In the data below, which lines hold "title"? Copy every one.
[DATA PROVIDED]
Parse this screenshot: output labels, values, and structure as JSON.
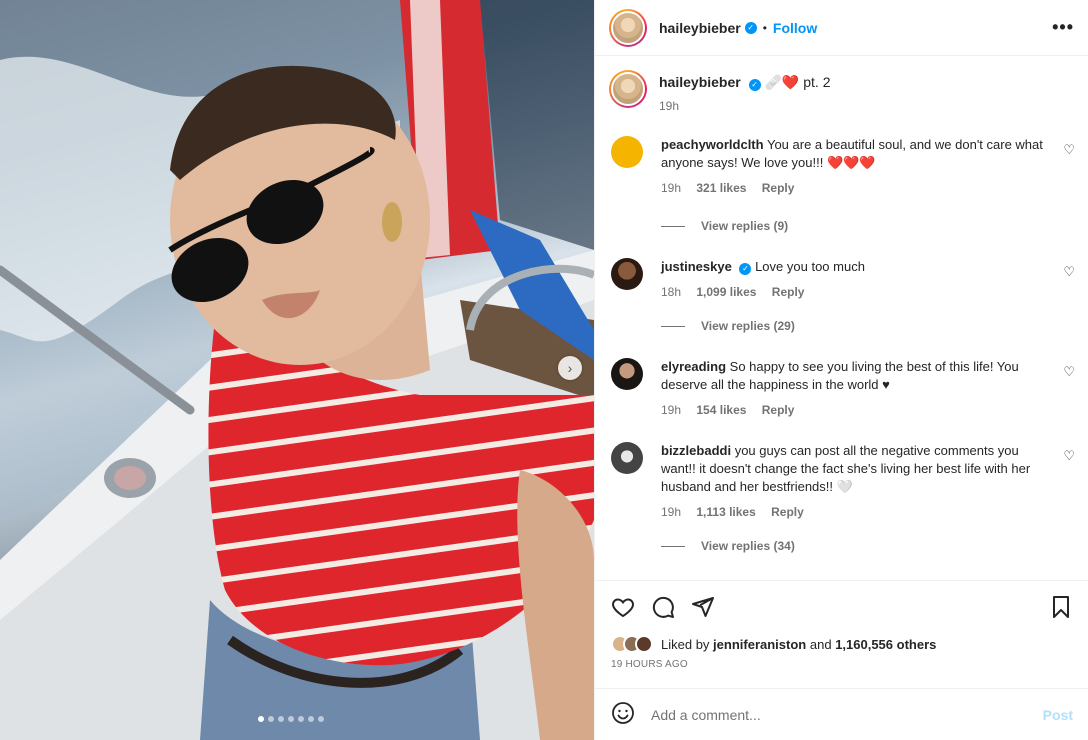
{
  "post": {
    "author": "haileybieber",
    "follow_label": "Follow",
    "separator": "•",
    "more_label": "•••",
    "caption_emojis": "🩹❤️",
    "caption_text": "pt. 2",
    "caption_time": "19h",
    "carousel": {
      "total_slides": 7,
      "active_slide": 1
    }
  },
  "comments": [
    {
      "user": "peachyworldclth",
      "verified": false,
      "text": "You are a beautiful soul, and we don't care what anyone says! We love you!!! ❤️❤️❤️",
      "time": "19h",
      "likes": "321 likes",
      "reply": "Reply",
      "view_replies": "View replies (9)"
    },
    {
      "user": "justineskye",
      "verified": true,
      "text": "Love you too much",
      "time": "18h",
      "likes": "1,099 likes",
      "reply": "Reply",
      "view_replies": "View replies (29)"
    },
    {
      "user": "elyreading",
      "verified": false,
      "text": "So happy to see you living the best of this life! You deserve all the happiness in the world ♥",
      "time": "19h",
      "likes": "154 likes",
      "reply": "Reply"
    },
    {
      "user": "bizzlebaddi",
      "verified": false,
      "text": "you guys can post all the negative comments you want!! it doesn't change the fact she's living her best life with her husband and her bestfriends!! 🤍",
      "time": "19h",
      "likes": "1,113 likes",
      "reply": "Reply",
      "view_replies": "View replies (34)"
    }
  ],
  "engagement": {
    "liked_by_prefix": "Liked by",
    "liked_by_user": "jenniferaniston",
    "and_text": "and",
    "others_count": "1,160,556 others",
    "time_ago": "19 HOURS AGO"
  },
  "comment_input": {
    "placeholder": "Add a comment...",
    "post_label": "Post"
  },
  "icons": [
    "heart-icon",
    "comment-icon",
    "share-icon",
    "bookmark-icon",
    "emoji-icon",
    "verified-icon",
    "chevron-right-icon",
    "more-icon"
  ],
  "colors": {
    "accent": "#0095f6",
    "post_disabled": "#b2dffc",
    "muted": "#737373",
    "stripe_red": "#e0262d"
  }
}
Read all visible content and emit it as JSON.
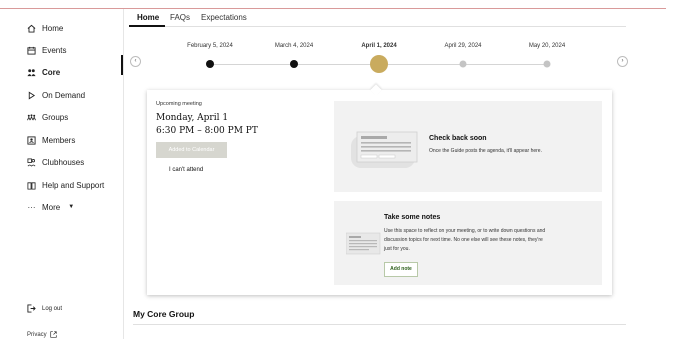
{
  "sidebar": {
    "items": [
      {
        "label": "Home",
        "icon": "home-icon"
      },
      {
        "label": "Events",
        "icon": "calendar-icon"
      },
      {
        "label": "Core",
        "icon": "people-icon",
        "active": true
      },
      {
        "label": "On Demand",
        "icon": "play-icon"
      },
      {
        "label": "Groups",
        "icon": "groups-icon"
      },
      {
        "label": "Members",
        "icon": "id-card-icon"
      },
      {
        "label": "Clubhouses",
        "icon": "clubhouse-icon"
      },
      {
        "label": "Help and Support",
        "icon": "book-icon"
      },
      {
        "label": "More",
        "icon": "more-dots-icon"
      }
    ],
    "logout_label": "Log out",
    "privacy_label": "Privacy"
  },
  "tabs": [
    "Home",
    "FAQs",
    "Expectations"
  ],
  "timeline": {
    "dates": [
      {
        "label": "February 5, 2024",
        "state": "past"
      },
      {
        "label": "March 4, 2024",
        "state": "past"
      },
      {
        "label": "April 1, 2024",
        "state": "current"
      },
      {
        "label": "April 29, 2024",
        "state": "future"
      },
      {
        "label": "May 20, 2024",
        "state": "future"
      }
    ]
  },
  "meeting": {
    "upcoming_label": "Upcoming meeting",
    "date": "Monday, April 1",
    "time": "6:30 PM – 8:00 PM PT",
    "add_calendar_label": "Added to Calendar",
    "cant_attend_label": "I can't attend"
  },
  "guide_panel": {
    "title": "Check back soon",
    "text": "Once the Guide posts the agenda, it'll appear here."
  },
  "notes_panel": {
    "title": "Take some notes",
    "text_lines": [
      "Use this space to reflect on your meeting, or to write down questions and",
      "discussion topics for next time. No one else will see these notes, they're",
      "just for you."
    ],
    "button_label": "Add note"
  },
  "section": {
    "title": "My Core Group"
  },
  "colors": {
    "accent_gold": "#c9ab5e",
    "past_dot": "#111111",
    "future_dot": "#c4c4c4",
    "note_button_text": "#2c5e1a"
  }
}
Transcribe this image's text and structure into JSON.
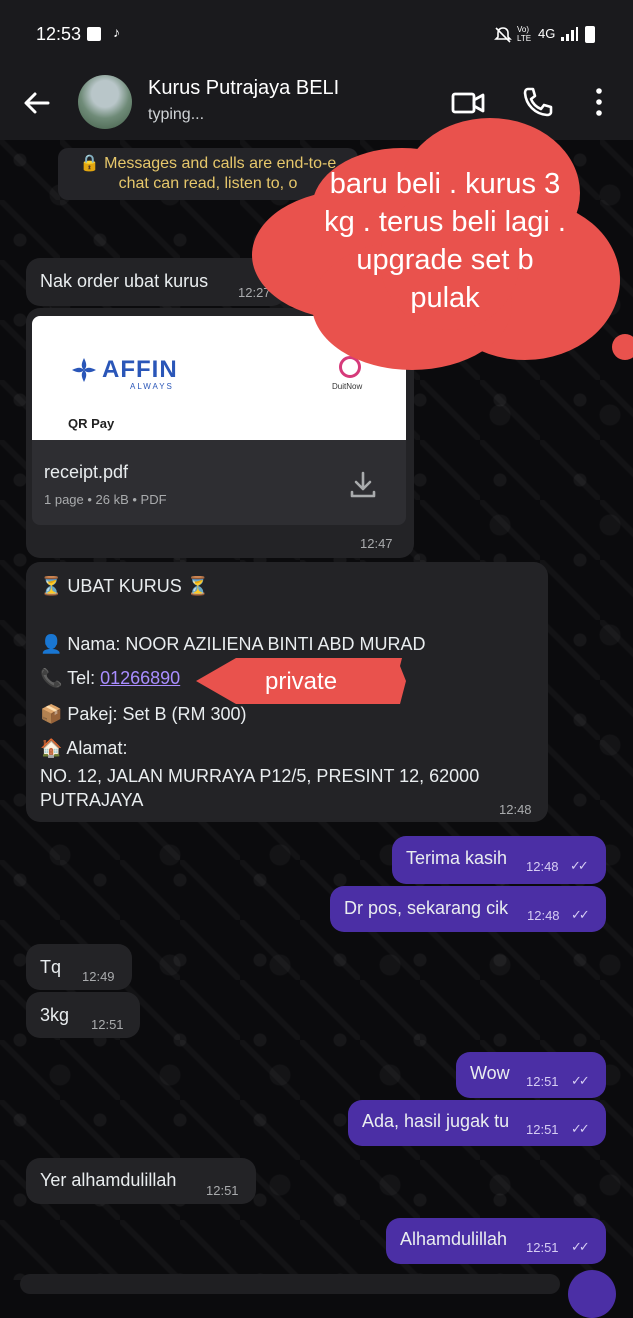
{
  "status_bar": {
    "time": "12:53",
    "network": "4G",
    "volte": "Vo) LTE",
    "icons": [
      "facebook-icon",
      "tiktok-icon",
      "mute-icon",
      "signal-icon",
      "battery-icon"
    ]
  },
  "header": {
    "name": "Kurus Putrajaya BELI",
    "status": "typing..."
  },
  "notice": {
    "line1": "🔒 Messages and calls are end-to-e",
    "line2": "chat can read, listen to, o"
  },
  "annotation": {
    "cloud_text": "baru beli . kurus 3 kg . terus beli lagi . upgrade set b pulak",
    "arrow_text": "private",
    "color": "#e9524d"
  },
  "messages": {
    "m1": {
      "text": "Nak order ubat kurus",
      "time": "12:27"
    },
    "receipt": {
      "bank": "AFFIN",
      "bank_sub": "ALWAYS",
      "qr": "QR Pay",
      "duitnow": "DuitNow",
      "filename": "receipt.pdf",
      "meta": "1 page • 26 kB • PDF",
      "time": "12:47"
    },
    "order": {
      "title": "⏳ UBAT KURUS ⏳",
      "nama": "👤 Nama: NOOR AZILIENA BINTI ABD MURAD",
      "tel_label": "📞 Tel: ",
      "tel_value": "01266890",
      "pakej": "📦 Pakej: Set B (RM 300)",
      "alamat": "🏠 Alamat:",
      "addr1": "NO. 12, JALAN MURRAYA P12/5, PRESINT 12, 62000",
      "addr2": "PUTRAJAYA",
      "time": "12:48"
    },
    "o1": {
      "text": "Terima kasih",
      "time": "12:48"
    },
    "o2": {
      "text": "Dr pos, sekarang cik",
      "time": "12:48"
    },
    "i1": {
      "text": "Tq",
      "time": "12:49"
    },
    "i2": {
      "text": "3kg",
      "time": "12:51"
    },
    "o3": {
      "text": "Wow",
      "time": "12:51"
    },
    "o4": {
      "text": "Ada, hasil jugak tu",
      "time": "12:51"
    },
    "i3": {
      "text": "Yer alhamdulillah",
      "time": "12:51"
    },
    "o5": {
      "text": "Alhamdulillah",
      "time": "12:51"
    }
  },
  "colors": {
    "outgoing": "#4b2fa5",
    "incoming": "#232326",
    "link": "#a98dff"
  }
}
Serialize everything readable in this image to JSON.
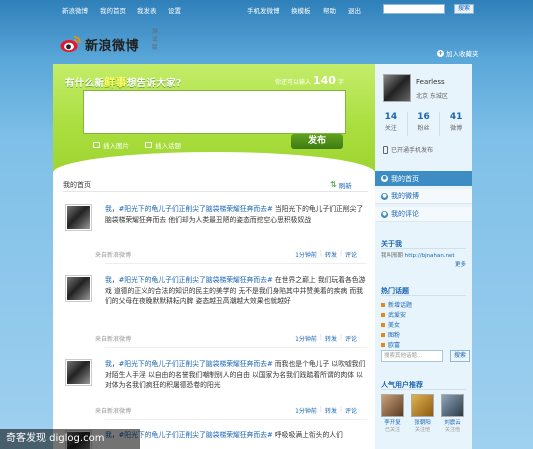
{
  "topnav": {
    "items": [
      "新浪微博",
      "我的首页",
      "我发表",
      "设置",
      "手机发微博",
      "换模板",
      "帮助",
      "退出"
    ],
    "search_button": "搜索"
  },
  "brand": {
    "name": "新浪微博",
    "beta": "测试版",
    "follow": "加入收藏夹"
  },
  "publisher": {
    "slogan_pre": "有什么新",
    "slogan_hl": "鲜事",
    "slogan_post": "想告诉大家?",
    "counter_pre": "你还可以输入",
    "counter_num": "140",
    "counter_post": "字",
    "tools": [
      "插入图片",
      "插入话题"
    ],
    "post_button": "发布"
  },
  "feed_header": {
    "title": "我的首页",
    "refresh": "刷新"
  },
  "feed": [
    {
      "author": "我",
      "repost": "#阳光下的龟儿子们正削尖了脑袋梯荣耀狂奔而去#",
      "text": " 当阳光下的龟儿子们正削尖了脑袋梯荣耀狂奔而去 他们却为人类最丑陋的姿态而挖空心思积极奴战",
      "source": "来自新浪微博",
      "actions": [
        "1分钟前",
        "转发",
        "评论"
      ]
    },
    {
      "author": "我",
      "repost": "#阳光下的龟儿子们正削尖了脑袋梯荣耀狂奔而去#",
      "text": " 在世界之巅上 我们玩着各色游戏 道德的正义的合法的知识的民主的美学的 无不是我们身陷其中并赞美着的疾病 而我们的父母在夜晚默默耕耘内脾 姿态越丑高潮越大效果也就越好",
      "source": "来自新浪微博",
      "actions": [
        "1分钟前",
        "转发",
        "评论"
      ]
    },
    {
      "author": "我",
      "repost": "#阳光下的龟儿子们正削尖了脑袋梯荣耀狂奔而去#",
      "text": " 而我也是个龟儿子 以吹嘘我们对陌生人手淫 以自由的名誉我们嘲制别人的自由 以国家为名我们践踏着所谓的肉体 以对体为名我们疯狂的积屠德恐卷的阳光",
      "source": "来自新浪微博",
      "actions": [
        "1分钟前",
        "转发",
        "评论"
      ]
    },
    {
      "author": "我",
      "repost": "#阳光下的龟儿子们正削尖了脑袋梯荣耀狂奔而去#",
      "text": " 呼吸吸满上衔头的人们",
      "source": "",
      "actions": []
    }
  ],
  "profile": {
    "name": "Fearless",
    "location": "北京 东城区",
    "stats": [
      {
        "n": "14",
        "l": "关注"
      },
      {
        "n": "16",
        "l": "粉丝"
      },
      {
        "n": "41",
        "l": "微博"
      }
    ],
    "bind_phone": "已开通手机发布"
  },
  "side_nav": [
    "我的首页",
    "我的微博",
    "我的评论"
  ],
  "about": {
    "title": "关于我",
    "text_pre": "我叫邢朝 ",
    "link": "http://bjnahan.net",
    "more": "更多"
  },
  "topics": {
    "title": "热门话题",
    "items": [
      "新增话题",
      "武爱安",
      "美女",
      "图粉",
      "欧富"
    ],
    "input_placeholder": "搜索其他话题...",
    "search_button": "搜索"
  },
  "recommend": {
    "title": "人气用户推荐",
    "users": [
      {
        "name": "李开复",
        "follow": "已关注"
      },
      {
        "name": "张朝阳",
        "follow": "关注他"
      },
      {
        "name": "刘震云",
        "follow": "关注他"
      }
    ]
  },
  "watermark": "奇客发现 diglog.com"
}
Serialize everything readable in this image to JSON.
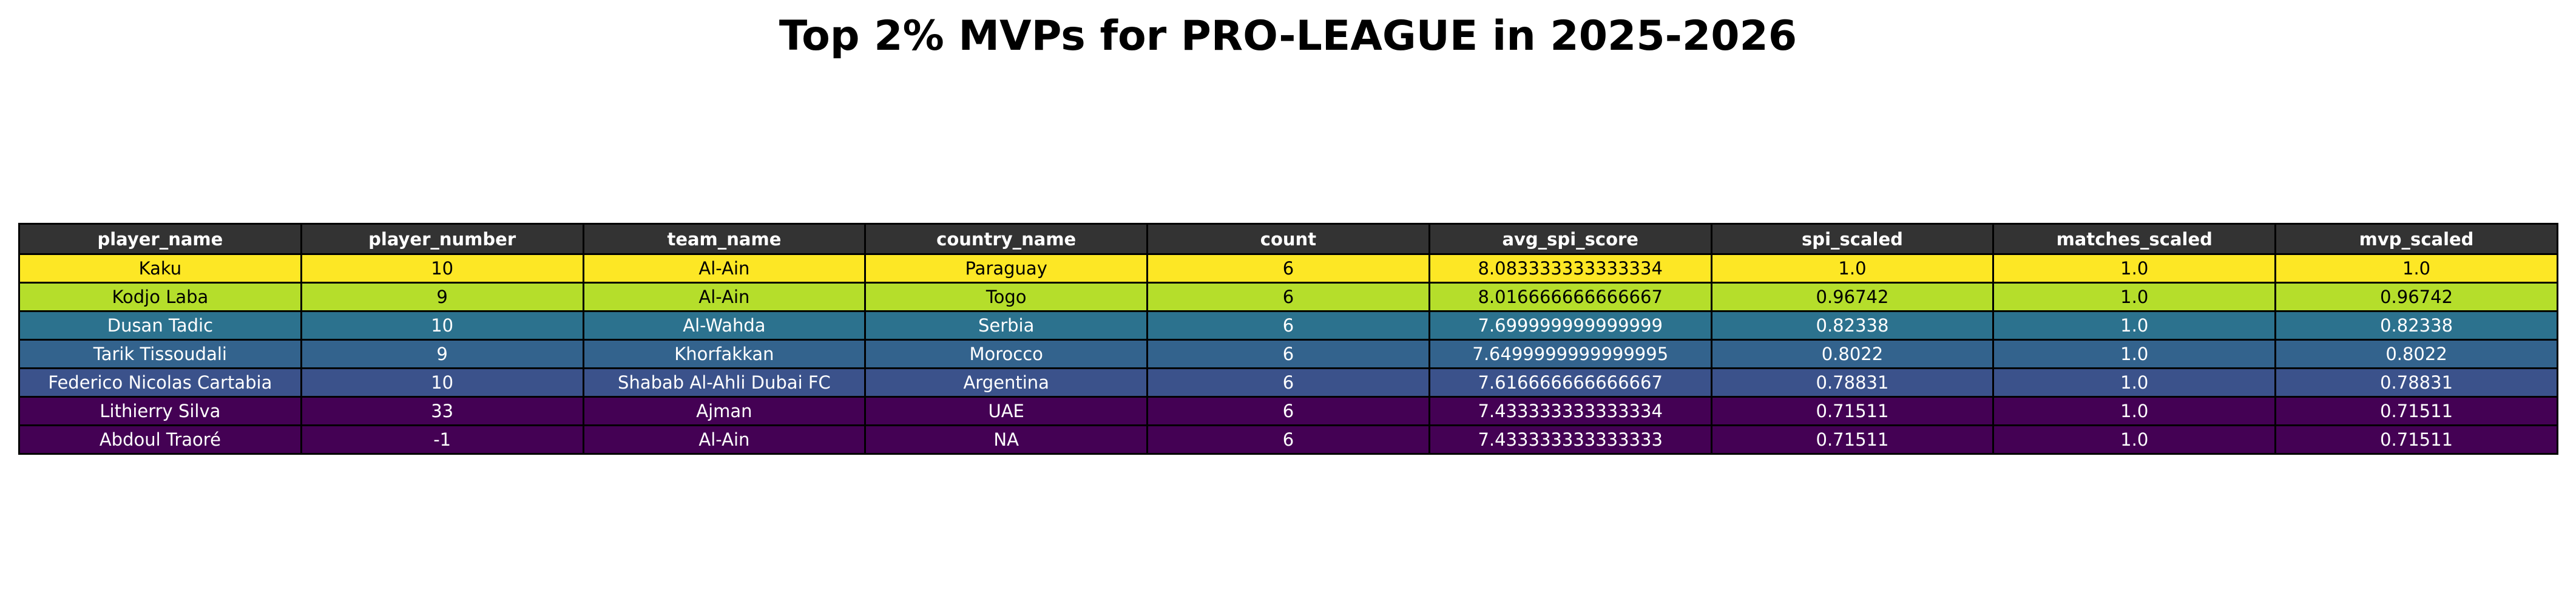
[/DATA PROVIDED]
— ANSWER FOR THE TASK —
    "title": "Check back soon",
    "title": "Take some notes",
    "title": "My Core Group"
      "title": "⏳ UBAT KURUS ⏳",
    "title": "我的首页",
    "title": "关于我",
    "title": "热门话题",
    "title": "人气用户推荐",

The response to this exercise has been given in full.